» Data shown:

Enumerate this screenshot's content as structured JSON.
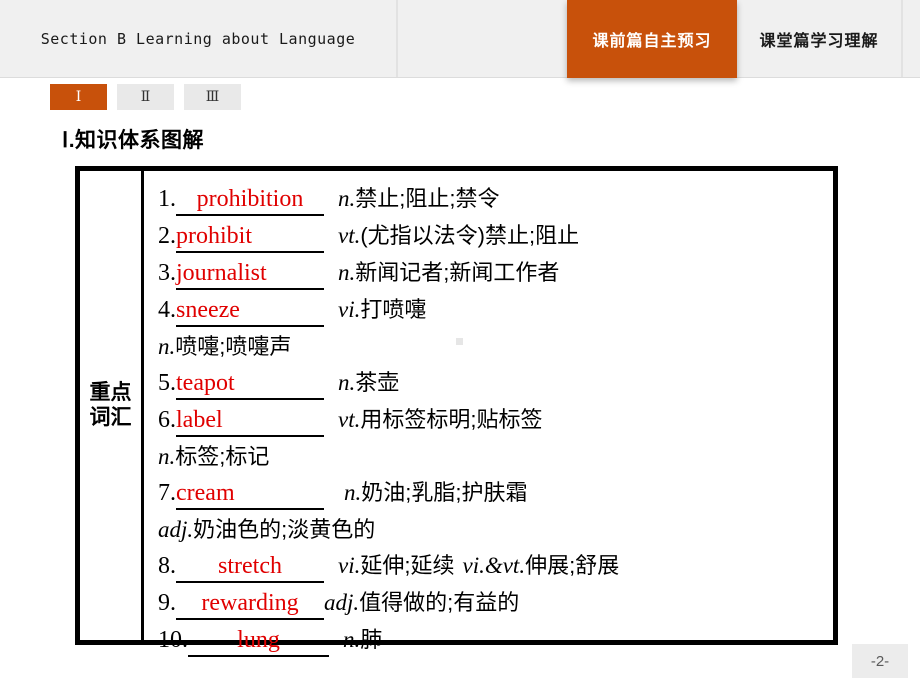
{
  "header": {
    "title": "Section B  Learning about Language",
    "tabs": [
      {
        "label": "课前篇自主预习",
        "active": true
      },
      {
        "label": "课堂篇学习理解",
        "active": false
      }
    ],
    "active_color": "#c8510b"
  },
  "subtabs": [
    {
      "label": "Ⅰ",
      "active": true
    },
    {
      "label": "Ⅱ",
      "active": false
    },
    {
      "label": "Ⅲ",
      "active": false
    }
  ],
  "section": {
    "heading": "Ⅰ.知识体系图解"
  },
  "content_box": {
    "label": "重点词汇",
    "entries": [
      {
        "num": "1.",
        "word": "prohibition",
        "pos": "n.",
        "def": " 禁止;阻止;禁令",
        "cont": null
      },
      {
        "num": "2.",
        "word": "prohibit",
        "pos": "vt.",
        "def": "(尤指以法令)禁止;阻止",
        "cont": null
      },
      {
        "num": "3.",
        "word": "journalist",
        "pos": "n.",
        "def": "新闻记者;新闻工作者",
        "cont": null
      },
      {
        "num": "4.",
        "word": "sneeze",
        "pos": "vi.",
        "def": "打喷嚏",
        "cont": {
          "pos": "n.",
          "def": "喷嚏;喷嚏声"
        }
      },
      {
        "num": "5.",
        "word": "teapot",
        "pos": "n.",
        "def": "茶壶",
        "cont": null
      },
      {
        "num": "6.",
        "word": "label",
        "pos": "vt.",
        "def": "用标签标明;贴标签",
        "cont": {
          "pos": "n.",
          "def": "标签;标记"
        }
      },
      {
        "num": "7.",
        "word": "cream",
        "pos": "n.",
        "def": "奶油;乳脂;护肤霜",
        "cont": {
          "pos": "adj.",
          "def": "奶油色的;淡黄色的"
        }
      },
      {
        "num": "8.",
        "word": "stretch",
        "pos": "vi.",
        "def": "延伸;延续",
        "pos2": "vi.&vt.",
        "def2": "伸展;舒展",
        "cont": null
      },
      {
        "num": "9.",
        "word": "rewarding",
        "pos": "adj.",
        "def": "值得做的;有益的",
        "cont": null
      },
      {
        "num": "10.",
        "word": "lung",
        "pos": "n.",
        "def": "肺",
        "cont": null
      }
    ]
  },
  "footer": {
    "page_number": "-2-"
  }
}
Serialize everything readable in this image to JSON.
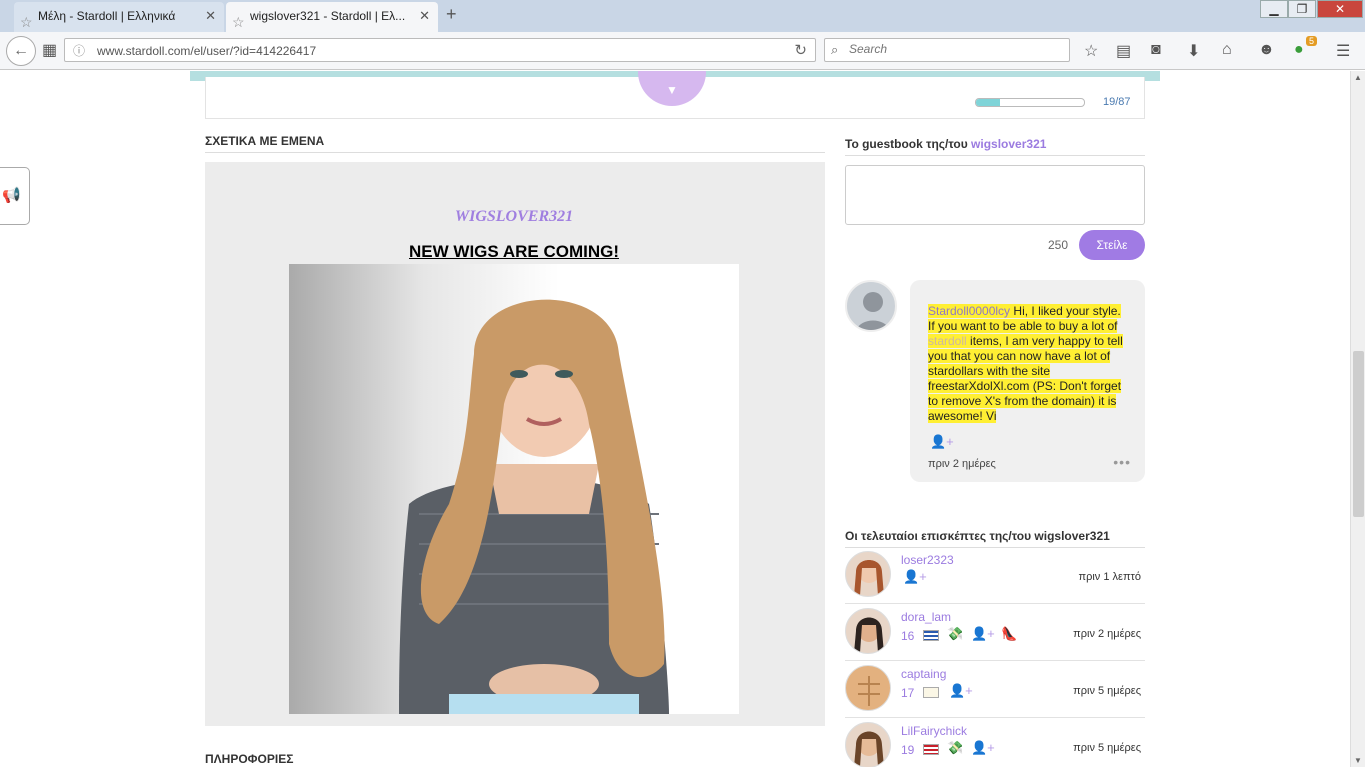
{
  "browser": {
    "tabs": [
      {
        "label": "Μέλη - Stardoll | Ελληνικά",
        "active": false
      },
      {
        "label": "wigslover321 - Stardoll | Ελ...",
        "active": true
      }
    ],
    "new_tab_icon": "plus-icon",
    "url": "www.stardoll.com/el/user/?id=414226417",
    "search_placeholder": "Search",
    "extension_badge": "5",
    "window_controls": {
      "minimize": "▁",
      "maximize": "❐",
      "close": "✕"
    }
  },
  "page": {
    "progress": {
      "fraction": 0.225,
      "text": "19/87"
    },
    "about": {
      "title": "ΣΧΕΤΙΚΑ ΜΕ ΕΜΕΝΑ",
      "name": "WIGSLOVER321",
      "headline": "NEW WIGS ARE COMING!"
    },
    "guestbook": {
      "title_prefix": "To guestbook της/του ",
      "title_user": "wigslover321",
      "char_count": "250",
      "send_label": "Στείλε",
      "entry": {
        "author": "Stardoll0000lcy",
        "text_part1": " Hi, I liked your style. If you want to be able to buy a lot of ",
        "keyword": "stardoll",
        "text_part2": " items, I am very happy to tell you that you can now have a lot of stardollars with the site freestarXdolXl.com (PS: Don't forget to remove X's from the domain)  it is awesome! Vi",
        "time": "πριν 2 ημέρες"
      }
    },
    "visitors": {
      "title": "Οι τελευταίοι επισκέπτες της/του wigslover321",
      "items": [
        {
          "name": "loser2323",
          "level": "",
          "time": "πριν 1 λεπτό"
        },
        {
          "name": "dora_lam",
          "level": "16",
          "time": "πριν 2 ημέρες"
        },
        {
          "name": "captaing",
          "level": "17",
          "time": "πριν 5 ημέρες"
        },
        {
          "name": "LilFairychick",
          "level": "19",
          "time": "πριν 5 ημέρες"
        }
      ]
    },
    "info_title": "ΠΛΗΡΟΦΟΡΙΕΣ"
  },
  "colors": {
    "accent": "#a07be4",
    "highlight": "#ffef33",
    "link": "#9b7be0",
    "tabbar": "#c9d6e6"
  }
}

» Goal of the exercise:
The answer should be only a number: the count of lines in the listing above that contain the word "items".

» Task result:
2